Technology has changed the way we live, work and get around.
Ridesharing companies, like Uber and Lyft, have become increasingly popular in recent years, but they’ve also created an unequal situation in the Kingston, Ont., market because, unlike taxis, they aren’t regulated.
After five years of operating in Kingston, the City is looking to step in and impose regulations.
“This is a chance for the city to step forward and to work with ridesharing platforms to be able to put rules and regulations in place that makes sense for consumers, ensure the safety of riders, but also create a platform where people can choose whether to take a taxi or ridesharing,” said Kingston Mayor Bryan Paterson.
Two years ago, the Kingston Area Taxi Commission embarked upon an unsuccessful attempt to regulate ride-sharing services. A bylaw was completed by the commission but was put on hold before it even went into effect for a legal review.
“We’ve been at a disadvantage when it comes to dealing with the ridesharing community. So, as a result of this and the city’s input, it looks as though we may be moving forward,” said Jim Allan, the chair of the Kingston Area Taxi Commission.
On Tuesday night, an eight-page report from the city’s CAO, Lanie Hurdle, will go to council outlining the need to implement rules for ride-hailing operators.
The report also provides examples of regulations enforced in cities such as nearby Ottawa.
“We are going to be analyzing these best practices and trying to come up with what would work best locally here,” said Hurdle.
When Uber was asked about the prospect of working with the municipality to enforce regulations, the ridesharing juggernaut responded quickly, saying:
“We are encouraged to learn that the City of Kingston is moving towards a permanent solution that ensures safe, reliable, and affordable transportation options continue to be available across the region to those who need it.”
As for Allan, he hopes the regulations will bring equity to the Kingston-area transportation industry.
“You have to walk before you can before you can run.
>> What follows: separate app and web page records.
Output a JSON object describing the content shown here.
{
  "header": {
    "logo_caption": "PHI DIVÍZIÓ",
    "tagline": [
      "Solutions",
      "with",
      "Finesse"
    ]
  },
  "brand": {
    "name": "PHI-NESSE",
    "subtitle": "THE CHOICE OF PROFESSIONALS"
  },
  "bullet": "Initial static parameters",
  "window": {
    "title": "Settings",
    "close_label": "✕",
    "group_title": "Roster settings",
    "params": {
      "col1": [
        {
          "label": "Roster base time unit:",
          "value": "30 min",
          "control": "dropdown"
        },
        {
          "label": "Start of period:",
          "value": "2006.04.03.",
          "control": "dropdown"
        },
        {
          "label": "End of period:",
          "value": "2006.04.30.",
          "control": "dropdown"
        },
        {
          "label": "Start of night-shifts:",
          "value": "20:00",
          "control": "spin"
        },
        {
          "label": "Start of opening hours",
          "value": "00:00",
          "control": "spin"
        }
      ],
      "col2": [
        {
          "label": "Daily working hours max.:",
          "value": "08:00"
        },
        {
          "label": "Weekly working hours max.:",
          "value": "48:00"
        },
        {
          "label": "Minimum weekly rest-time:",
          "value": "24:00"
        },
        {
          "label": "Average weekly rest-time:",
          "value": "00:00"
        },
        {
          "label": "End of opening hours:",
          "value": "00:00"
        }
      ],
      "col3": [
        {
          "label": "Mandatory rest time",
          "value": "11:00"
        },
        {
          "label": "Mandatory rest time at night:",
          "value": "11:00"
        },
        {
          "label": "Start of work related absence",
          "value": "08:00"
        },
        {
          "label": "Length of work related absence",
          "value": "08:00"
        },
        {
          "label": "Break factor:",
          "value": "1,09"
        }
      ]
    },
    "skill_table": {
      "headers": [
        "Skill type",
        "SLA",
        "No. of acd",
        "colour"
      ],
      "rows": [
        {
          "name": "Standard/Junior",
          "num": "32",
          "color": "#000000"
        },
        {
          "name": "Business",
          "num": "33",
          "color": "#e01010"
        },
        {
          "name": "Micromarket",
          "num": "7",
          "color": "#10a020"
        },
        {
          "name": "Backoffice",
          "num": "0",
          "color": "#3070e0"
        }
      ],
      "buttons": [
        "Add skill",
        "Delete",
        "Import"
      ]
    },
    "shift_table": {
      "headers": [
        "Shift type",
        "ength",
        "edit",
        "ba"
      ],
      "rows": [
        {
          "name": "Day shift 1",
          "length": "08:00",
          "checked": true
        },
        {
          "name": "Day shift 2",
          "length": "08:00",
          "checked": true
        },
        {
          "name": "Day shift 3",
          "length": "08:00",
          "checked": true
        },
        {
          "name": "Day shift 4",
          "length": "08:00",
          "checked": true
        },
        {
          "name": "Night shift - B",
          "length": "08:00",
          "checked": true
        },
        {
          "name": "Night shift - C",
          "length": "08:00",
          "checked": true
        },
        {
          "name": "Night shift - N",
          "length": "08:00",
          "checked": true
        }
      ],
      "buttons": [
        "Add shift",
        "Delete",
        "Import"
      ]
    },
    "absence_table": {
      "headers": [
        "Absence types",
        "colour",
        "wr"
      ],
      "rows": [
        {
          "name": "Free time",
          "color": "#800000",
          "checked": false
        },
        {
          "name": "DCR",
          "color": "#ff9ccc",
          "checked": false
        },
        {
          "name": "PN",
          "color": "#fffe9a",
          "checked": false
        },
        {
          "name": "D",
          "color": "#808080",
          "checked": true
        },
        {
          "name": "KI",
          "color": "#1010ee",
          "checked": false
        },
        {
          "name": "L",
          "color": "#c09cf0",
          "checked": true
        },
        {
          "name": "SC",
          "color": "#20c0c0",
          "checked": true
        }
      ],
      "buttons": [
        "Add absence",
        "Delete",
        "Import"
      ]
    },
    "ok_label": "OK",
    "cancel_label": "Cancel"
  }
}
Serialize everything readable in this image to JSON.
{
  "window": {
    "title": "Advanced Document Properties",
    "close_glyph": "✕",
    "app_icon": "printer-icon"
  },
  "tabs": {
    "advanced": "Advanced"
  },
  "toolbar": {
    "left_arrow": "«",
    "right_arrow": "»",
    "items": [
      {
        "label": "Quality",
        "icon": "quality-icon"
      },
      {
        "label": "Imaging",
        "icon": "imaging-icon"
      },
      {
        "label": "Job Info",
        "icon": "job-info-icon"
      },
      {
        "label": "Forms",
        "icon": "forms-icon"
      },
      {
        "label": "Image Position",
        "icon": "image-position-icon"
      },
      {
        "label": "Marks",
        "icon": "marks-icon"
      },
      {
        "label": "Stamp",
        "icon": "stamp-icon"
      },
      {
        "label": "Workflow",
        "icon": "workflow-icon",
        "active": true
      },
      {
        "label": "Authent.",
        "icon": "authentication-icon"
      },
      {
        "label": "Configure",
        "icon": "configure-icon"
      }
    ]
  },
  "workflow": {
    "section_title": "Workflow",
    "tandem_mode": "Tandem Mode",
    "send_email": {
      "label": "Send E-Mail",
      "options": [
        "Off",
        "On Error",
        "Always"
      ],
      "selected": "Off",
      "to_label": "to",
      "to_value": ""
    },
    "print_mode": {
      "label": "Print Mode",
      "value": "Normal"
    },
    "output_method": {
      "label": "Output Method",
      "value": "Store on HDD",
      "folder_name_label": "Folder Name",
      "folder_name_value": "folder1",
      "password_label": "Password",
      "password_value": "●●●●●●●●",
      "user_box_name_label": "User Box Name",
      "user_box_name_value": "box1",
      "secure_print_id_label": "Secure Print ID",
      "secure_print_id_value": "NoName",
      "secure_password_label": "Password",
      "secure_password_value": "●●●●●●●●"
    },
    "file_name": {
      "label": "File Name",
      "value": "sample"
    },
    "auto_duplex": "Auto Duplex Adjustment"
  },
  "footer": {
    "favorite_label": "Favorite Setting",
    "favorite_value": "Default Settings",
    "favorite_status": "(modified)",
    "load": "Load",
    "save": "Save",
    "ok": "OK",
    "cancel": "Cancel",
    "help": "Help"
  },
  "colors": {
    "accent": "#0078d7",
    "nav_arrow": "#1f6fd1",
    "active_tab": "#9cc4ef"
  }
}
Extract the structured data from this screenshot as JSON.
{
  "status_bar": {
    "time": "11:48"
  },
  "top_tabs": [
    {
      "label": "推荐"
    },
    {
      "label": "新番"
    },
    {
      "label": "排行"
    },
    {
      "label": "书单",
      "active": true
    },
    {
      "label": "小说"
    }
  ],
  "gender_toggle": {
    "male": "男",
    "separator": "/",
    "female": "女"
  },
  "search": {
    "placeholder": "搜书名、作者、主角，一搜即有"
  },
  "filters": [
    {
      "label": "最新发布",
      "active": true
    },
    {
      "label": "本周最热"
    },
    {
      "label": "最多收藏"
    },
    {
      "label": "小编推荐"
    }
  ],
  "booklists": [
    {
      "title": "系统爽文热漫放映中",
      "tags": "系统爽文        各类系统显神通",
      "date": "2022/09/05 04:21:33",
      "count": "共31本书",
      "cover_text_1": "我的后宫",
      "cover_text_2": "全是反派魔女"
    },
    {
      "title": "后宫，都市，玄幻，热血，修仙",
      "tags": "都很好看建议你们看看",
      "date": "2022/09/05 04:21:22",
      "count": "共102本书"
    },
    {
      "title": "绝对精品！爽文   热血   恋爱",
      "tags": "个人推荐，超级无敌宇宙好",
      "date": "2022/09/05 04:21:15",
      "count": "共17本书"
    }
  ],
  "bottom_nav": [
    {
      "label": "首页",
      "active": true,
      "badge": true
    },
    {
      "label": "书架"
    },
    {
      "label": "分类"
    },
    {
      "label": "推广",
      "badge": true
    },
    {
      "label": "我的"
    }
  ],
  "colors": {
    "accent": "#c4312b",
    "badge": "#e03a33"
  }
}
We’re starting to run,” said Allan.
“We want employment equity. We want fairness in the industry.”